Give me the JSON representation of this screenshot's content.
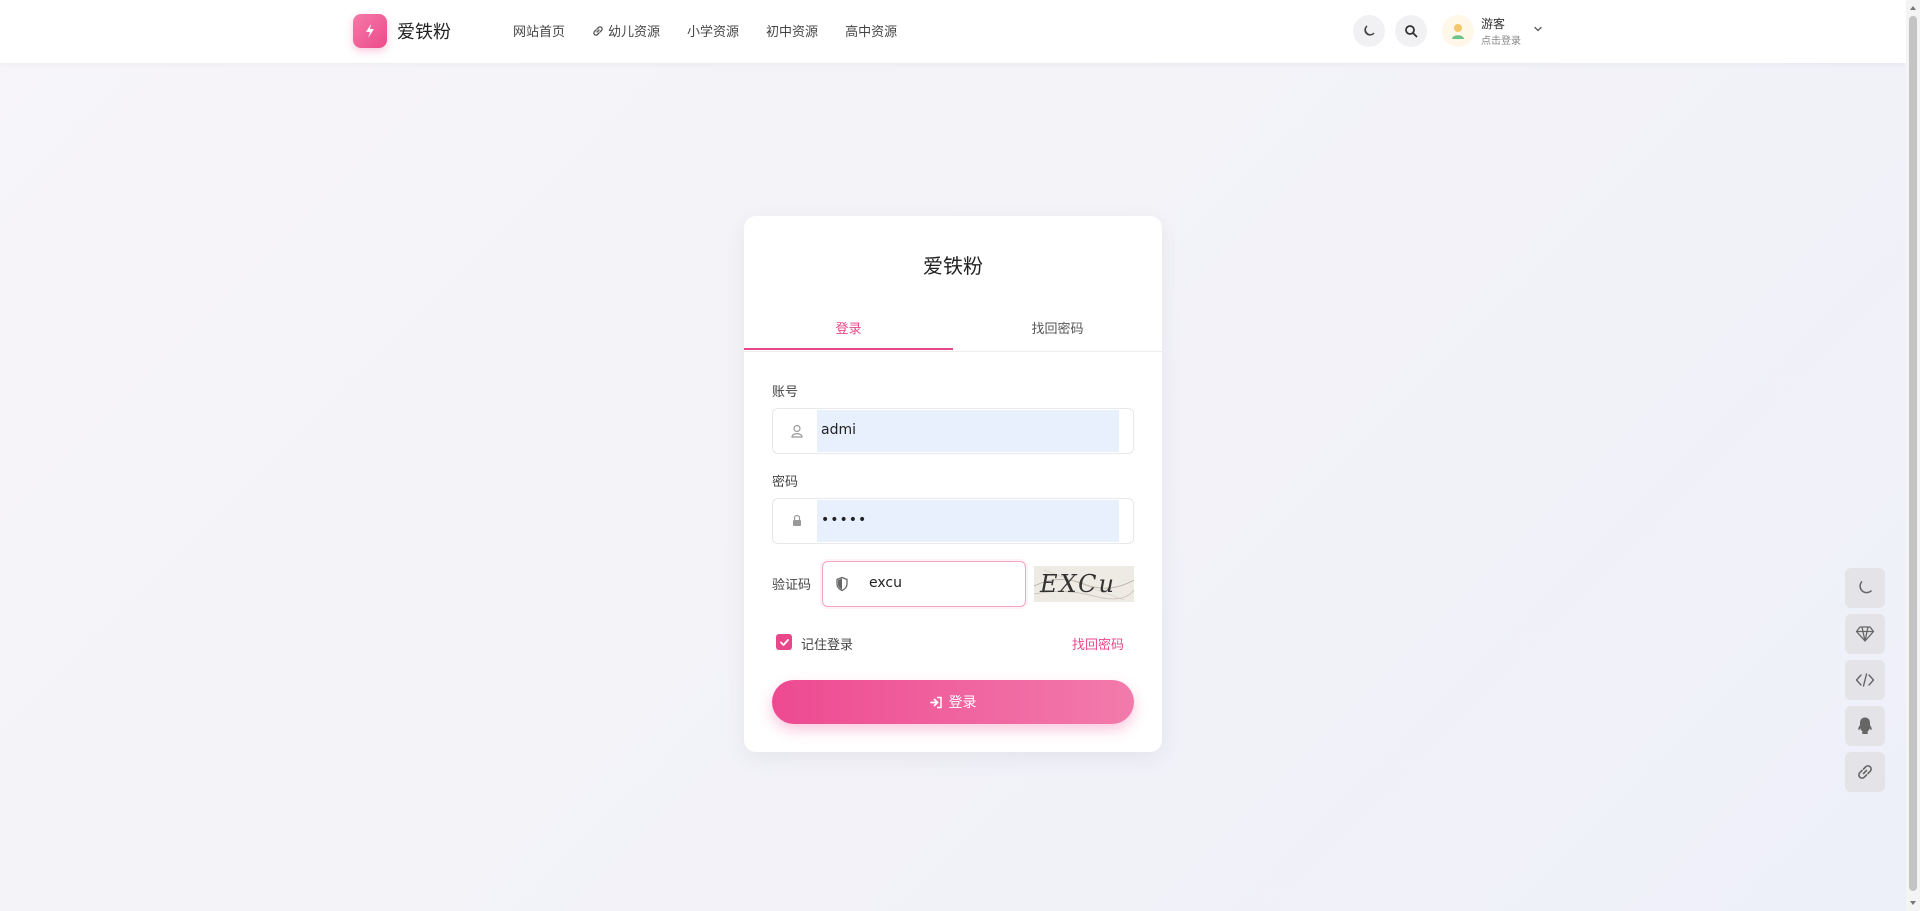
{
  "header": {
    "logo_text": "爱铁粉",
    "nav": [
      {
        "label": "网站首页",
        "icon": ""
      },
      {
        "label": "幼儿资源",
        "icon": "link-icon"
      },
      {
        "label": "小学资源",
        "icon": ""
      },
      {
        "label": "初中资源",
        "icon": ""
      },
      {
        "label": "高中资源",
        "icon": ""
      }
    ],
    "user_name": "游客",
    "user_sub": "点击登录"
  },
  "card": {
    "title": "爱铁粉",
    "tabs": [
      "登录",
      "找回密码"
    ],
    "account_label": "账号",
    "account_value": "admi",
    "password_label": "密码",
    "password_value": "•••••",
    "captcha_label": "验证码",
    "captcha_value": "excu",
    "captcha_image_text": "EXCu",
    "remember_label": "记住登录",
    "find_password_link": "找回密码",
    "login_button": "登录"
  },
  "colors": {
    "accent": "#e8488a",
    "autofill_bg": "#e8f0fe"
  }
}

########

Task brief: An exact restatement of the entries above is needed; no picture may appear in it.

Response to this exercise:
Give me the JSON representation of this screenshot's content.
{
  "header": {
    "logo_text": "爱铁粉",
    "nav": [
      {
        "label": "网站首页",
        "icon": ""
      },
      {
        "label": "幼儿资源",
        "icon": "link-icon"
      },
      {
        "label": "小学资源",
        "icon": ""
      },
      {
        "label": "初中资源",
        "icon": ""
      },
      {
        "label": "高中资源",
        "icon": ""
      }
    ],
    "user_name": "游客",
    "user_sub": "点击登录"
  },
  "card": {
    "title": "爱铁粉",
    "tabs": [
      "登录",
      "找回密码"
    ],
    "account_label": "账号",
    "account_value": "admi",
    "password_label": "密码",
    "password_value": "•••••",
    "captcha_label": "验证码",
    "captcha_value": "excu",
    "captcha_image_text": "EXCu",
    "remember_label": "记住登录",
    "find_password_link": "找回密码",
    "login_button": "登录"
  },
  "colors": {
    "accent": "#e8488a",
    "autofill_bg": "#e8f0fe"
  }
}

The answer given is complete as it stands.